━━━ Material for the task ━━━

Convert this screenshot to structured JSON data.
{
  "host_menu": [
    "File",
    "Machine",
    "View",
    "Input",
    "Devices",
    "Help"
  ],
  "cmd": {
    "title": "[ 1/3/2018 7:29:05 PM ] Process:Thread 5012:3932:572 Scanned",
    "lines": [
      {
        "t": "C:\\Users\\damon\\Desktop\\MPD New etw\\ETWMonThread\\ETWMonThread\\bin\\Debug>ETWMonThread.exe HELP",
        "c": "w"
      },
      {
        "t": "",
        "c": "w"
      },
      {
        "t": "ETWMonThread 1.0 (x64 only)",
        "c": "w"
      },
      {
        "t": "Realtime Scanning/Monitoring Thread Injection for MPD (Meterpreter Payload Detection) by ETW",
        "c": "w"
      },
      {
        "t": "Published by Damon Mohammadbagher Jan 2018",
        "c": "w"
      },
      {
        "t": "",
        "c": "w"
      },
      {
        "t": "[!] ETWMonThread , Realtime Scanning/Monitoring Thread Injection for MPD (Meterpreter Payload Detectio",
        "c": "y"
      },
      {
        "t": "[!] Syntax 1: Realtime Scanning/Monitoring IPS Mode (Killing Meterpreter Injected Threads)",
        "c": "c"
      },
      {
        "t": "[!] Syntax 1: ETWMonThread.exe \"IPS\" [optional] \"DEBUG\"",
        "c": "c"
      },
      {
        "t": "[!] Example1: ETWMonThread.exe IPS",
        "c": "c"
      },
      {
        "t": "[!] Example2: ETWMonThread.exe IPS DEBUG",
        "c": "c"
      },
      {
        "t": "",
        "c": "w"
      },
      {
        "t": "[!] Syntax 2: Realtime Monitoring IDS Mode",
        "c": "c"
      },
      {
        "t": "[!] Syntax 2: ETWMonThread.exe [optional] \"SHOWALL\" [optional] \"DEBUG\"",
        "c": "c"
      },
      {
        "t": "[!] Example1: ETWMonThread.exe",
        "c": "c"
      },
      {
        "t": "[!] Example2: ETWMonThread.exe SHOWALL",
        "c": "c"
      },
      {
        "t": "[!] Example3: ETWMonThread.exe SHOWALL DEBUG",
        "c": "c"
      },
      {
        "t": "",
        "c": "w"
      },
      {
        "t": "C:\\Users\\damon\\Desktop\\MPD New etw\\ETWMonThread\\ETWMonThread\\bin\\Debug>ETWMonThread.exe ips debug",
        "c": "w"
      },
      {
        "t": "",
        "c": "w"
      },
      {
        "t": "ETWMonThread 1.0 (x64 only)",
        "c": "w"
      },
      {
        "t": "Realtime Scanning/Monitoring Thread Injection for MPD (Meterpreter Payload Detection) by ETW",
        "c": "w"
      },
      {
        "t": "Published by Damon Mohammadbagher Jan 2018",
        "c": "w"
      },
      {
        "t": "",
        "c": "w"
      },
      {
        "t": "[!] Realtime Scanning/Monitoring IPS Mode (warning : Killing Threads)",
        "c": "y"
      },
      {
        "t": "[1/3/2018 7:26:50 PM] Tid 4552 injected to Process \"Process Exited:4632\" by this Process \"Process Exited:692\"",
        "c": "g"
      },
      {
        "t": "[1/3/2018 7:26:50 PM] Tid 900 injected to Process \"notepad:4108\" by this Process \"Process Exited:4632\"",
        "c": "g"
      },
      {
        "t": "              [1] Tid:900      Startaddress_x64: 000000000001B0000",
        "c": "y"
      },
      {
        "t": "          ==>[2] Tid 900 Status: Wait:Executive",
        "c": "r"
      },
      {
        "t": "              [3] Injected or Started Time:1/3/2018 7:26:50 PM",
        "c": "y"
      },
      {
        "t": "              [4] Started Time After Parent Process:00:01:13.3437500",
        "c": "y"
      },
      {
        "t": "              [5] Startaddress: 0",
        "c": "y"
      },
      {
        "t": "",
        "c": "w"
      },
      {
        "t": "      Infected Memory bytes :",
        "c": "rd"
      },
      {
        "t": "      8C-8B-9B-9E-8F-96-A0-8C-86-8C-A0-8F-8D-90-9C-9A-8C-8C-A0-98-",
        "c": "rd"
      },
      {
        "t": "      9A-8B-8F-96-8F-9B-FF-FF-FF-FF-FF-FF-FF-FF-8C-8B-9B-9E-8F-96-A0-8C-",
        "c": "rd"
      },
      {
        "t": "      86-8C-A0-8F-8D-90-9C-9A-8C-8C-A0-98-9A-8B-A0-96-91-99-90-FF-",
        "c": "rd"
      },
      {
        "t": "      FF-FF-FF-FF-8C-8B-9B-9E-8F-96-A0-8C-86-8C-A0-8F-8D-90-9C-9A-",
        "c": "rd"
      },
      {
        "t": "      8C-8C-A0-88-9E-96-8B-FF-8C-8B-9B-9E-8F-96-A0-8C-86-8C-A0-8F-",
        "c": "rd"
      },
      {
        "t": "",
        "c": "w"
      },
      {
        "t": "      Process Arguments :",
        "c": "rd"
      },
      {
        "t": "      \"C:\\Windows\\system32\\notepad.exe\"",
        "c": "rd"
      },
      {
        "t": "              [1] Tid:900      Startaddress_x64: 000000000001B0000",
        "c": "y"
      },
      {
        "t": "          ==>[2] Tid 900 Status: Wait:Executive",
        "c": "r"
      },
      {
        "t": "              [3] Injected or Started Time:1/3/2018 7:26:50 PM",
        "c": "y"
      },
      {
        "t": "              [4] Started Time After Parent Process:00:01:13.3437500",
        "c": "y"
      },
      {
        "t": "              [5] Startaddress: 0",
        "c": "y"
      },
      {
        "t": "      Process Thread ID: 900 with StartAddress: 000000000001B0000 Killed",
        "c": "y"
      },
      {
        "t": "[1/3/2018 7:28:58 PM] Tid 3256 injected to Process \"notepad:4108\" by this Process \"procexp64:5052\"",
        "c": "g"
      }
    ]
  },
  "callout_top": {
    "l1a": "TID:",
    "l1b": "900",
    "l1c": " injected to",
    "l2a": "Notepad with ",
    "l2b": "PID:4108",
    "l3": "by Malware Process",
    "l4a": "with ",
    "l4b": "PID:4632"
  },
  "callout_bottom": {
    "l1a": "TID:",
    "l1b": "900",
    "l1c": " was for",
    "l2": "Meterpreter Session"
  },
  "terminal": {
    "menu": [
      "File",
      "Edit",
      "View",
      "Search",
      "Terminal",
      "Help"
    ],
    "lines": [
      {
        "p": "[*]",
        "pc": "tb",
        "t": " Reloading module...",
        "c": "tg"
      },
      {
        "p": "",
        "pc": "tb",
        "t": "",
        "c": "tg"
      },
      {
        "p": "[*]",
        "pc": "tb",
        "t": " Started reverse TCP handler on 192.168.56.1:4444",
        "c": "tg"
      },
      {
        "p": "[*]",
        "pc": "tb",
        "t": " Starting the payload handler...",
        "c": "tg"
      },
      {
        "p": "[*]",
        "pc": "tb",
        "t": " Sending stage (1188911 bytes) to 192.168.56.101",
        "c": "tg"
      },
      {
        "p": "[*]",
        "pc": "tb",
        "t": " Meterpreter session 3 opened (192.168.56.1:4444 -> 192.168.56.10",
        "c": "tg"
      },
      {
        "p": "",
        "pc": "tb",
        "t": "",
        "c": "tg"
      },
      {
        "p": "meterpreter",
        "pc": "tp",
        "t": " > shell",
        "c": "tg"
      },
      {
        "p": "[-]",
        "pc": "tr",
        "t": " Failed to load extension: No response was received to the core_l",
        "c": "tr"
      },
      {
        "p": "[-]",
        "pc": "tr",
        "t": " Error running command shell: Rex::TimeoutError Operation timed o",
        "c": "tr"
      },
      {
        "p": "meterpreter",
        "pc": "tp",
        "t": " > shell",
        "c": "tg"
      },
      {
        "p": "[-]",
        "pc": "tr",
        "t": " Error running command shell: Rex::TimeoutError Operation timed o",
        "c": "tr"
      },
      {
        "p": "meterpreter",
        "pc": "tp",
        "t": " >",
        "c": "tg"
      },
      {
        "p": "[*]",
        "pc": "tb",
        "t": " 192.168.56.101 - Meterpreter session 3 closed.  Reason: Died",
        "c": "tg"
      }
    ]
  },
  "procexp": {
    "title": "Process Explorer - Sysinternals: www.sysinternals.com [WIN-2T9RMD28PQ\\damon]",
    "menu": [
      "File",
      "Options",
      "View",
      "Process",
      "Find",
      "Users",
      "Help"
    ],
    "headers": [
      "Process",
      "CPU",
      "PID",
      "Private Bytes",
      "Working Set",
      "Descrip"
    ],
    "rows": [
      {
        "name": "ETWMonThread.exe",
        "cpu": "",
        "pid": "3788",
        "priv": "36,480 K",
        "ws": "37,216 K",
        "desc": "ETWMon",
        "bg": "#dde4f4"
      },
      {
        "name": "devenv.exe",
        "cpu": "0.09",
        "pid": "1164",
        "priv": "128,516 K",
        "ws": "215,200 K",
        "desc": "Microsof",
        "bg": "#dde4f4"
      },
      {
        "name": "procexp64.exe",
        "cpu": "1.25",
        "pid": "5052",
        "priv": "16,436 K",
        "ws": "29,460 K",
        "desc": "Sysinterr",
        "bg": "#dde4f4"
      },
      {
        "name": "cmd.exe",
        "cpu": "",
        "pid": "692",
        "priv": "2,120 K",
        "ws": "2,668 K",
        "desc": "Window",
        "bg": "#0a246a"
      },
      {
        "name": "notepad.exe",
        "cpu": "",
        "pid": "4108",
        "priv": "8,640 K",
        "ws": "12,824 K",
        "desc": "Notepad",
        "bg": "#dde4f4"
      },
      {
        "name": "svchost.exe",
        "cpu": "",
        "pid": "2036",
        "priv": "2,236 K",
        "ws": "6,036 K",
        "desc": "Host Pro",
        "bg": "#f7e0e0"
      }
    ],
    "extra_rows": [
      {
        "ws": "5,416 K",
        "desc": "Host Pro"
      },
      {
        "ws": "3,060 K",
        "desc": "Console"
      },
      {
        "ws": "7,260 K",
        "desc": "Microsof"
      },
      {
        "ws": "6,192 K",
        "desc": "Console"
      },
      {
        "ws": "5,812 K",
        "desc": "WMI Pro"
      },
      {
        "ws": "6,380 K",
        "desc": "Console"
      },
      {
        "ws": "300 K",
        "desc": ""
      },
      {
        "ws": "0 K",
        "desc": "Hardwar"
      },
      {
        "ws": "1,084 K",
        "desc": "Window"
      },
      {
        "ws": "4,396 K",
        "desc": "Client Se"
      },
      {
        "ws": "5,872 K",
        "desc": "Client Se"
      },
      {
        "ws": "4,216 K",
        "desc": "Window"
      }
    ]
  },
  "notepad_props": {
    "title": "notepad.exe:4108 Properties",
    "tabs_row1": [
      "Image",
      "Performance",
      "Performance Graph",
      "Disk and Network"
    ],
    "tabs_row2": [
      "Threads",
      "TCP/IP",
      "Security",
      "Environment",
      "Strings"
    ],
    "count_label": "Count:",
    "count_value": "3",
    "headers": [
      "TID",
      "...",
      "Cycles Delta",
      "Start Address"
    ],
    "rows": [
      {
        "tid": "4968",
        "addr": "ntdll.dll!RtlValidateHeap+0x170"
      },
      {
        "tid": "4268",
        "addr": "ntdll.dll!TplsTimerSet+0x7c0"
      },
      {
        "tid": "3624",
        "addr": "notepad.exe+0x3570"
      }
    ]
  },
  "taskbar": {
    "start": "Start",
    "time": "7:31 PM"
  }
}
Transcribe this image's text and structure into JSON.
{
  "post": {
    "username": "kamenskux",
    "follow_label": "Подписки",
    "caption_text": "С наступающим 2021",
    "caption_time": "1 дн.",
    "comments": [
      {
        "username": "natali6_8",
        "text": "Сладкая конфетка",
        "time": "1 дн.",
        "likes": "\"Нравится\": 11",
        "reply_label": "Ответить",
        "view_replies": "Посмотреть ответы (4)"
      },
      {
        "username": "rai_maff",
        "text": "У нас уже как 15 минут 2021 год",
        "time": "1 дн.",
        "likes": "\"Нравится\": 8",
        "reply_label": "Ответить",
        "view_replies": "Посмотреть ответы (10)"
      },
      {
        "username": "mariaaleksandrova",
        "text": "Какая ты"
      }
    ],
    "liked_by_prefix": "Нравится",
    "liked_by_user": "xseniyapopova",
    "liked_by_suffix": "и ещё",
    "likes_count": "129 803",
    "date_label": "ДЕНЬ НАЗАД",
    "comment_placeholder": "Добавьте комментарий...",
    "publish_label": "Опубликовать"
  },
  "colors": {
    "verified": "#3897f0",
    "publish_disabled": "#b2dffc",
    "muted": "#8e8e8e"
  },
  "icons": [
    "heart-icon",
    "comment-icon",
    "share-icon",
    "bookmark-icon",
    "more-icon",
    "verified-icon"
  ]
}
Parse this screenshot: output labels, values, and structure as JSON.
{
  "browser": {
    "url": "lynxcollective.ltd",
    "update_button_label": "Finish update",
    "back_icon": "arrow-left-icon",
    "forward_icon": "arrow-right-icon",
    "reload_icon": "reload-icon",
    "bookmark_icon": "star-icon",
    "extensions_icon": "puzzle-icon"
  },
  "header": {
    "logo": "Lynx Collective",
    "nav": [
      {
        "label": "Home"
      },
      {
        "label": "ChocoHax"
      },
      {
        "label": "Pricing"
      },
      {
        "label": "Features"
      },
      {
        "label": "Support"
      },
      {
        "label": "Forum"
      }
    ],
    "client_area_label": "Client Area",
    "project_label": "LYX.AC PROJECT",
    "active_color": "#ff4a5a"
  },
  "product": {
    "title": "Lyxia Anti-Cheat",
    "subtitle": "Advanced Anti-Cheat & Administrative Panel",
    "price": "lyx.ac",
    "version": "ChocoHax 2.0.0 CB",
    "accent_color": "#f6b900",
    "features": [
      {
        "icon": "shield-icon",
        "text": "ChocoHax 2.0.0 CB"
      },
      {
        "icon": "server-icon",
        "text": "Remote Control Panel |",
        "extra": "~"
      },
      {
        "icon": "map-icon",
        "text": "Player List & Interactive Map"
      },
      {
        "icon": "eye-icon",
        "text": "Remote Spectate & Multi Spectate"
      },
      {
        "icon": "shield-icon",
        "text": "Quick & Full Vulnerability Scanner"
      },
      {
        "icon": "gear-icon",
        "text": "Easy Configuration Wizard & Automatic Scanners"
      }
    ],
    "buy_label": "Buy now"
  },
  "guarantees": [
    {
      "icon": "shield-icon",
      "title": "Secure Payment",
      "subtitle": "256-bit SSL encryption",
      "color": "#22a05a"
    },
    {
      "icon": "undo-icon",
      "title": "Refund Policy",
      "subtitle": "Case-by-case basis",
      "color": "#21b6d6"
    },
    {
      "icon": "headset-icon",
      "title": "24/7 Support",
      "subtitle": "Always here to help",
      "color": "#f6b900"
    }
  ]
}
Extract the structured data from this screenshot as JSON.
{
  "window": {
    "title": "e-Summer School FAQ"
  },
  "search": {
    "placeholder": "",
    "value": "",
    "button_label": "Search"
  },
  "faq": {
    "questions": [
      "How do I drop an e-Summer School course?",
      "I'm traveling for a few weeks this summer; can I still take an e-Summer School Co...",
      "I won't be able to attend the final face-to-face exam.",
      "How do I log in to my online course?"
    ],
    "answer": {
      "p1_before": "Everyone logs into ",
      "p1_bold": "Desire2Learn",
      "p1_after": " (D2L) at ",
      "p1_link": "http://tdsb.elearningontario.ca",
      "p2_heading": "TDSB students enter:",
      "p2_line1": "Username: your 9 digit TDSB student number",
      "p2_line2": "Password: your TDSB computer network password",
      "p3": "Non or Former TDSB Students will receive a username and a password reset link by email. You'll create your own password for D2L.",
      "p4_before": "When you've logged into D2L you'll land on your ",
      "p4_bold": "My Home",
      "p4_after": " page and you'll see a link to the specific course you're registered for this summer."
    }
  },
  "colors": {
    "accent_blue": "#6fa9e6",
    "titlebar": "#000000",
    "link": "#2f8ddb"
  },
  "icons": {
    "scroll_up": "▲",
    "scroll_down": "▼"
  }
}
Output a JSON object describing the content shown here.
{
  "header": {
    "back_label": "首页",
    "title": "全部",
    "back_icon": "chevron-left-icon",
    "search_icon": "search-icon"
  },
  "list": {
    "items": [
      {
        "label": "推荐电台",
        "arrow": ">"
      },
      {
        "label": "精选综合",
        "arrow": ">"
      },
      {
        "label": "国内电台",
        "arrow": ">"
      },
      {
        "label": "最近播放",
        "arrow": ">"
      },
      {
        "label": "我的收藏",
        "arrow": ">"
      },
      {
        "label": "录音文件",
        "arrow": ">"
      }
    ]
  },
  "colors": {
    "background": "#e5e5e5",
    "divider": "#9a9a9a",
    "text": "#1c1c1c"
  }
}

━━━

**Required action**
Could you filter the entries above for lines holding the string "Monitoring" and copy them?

**Answer for the task**
        "t": "Realtime Scanning/Monitoring Thread Injection for MPD (Meterpreter Payload Detection) by ETW",
        "t": "[!] ETWMonThread , Realtime Scanning/Monitoring Thread Injection for MPD (Meterpreter Payload Detectio",
        "t": "[!] Syntax 1: Realtime Scanning/Monitoring IPS Mode (Killing Meterpreter Injected Threads)",
        "t": "[!] Syntax 2: Realtime Monitoring IDS Mode",
        "t": "Realtime Scanning/Monitoring Thread Injection for MPD (Meterpreter Payload Detection) by ETW",
        "t": "[!] Realtime Scanning/Monitoring IPS Mode (warning : Killing Threads)",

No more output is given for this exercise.